10 years ago: Where were you during the 2011 Vancouver Stanley Cup Riots?

Smashed-in storefronts, looting, garbage can fires and overturned cars some of the damage remembered today

(Black Press Media file)
Dirty money: Canadian currency the most germ-filled in the world, survey suggests

Canadian plastic currency was found to contain 209 bacterial cultures

(pixabay file shot)
B.C. ombudsperson labels youth confinement in jail ‘unsafe,’ calls for changes

Review states a maximum of 22 hours for youth, aged 12 from to 17, to be placed in solitary

Grace (left), a caribou that was born in a maternal pen north of Revelstoke, is alive and well said the province. It appears she even has a calf. Maternity pens aim to increase caribou calf survival by protecting them from predation until they are older and less vulnerable. (Contributed)
For the first time in years, caribou numbers increasing near Revelstoke

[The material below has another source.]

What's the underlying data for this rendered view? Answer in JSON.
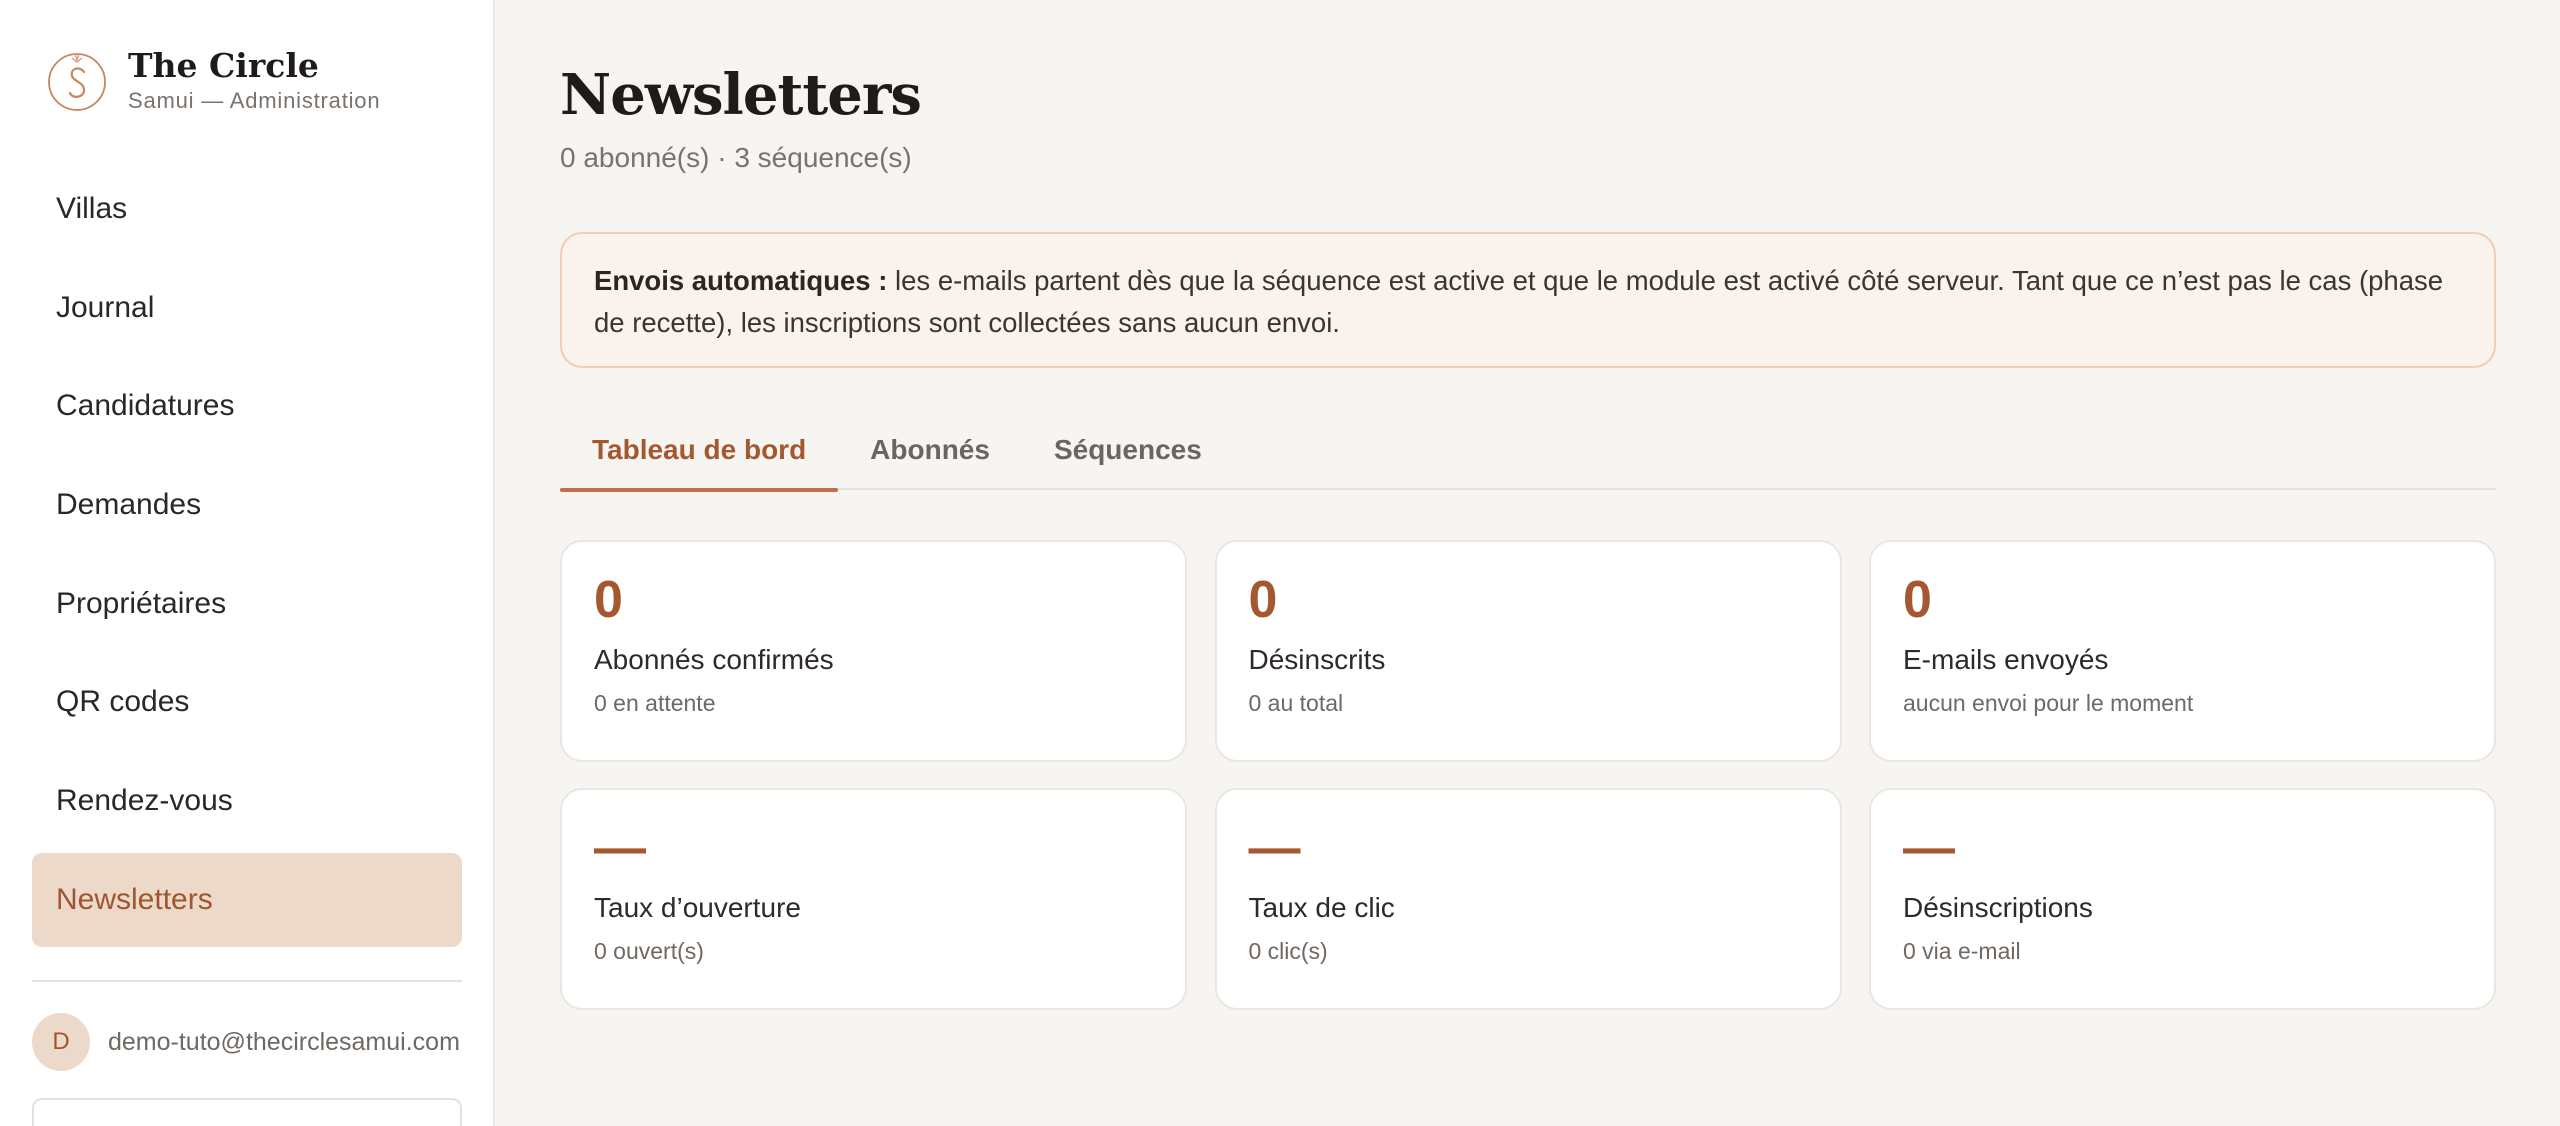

North herd growing but south herd still concerning

Eleonore Alamillo-Laberge, 6, reads a book in Ottawa on Monday, June 12, 2017. THE CANADIAN PRESS/Sean Kilpatrick
Parents will need to fight ‘COVID learning slump’ over summer: B.C. literacy experts

Parents who play an active role in educating their children this summer can reverse the slump by nearly 80%, says Janet Mort

Kelowna General Hospital. (File photo)
COVID-19 outbreak at Kelowna General Hospital declared over

Three people tested positive for the virus — two patients and one staff — one of whom died

The border crossing on Highway 11 in Abbotsford heading south (file)
Western premiers call for clarity, timelines on international travel, reopening rules

Trudeau has called Thursday meeting, premiers say they expect to leave that meeting with a plan

The B.C. government’s vaccine booking website is busy processing second-dose appointments, with more than 76 per cent of adults having received a first dose. THE CANADIAN PRESS/Jonathan Hayward
B.C.’s COVID-19 infections, hospitalizations stable for Tuesday

108 new confirmed cases, 139 in hospital, 39 in intensive care

Most Read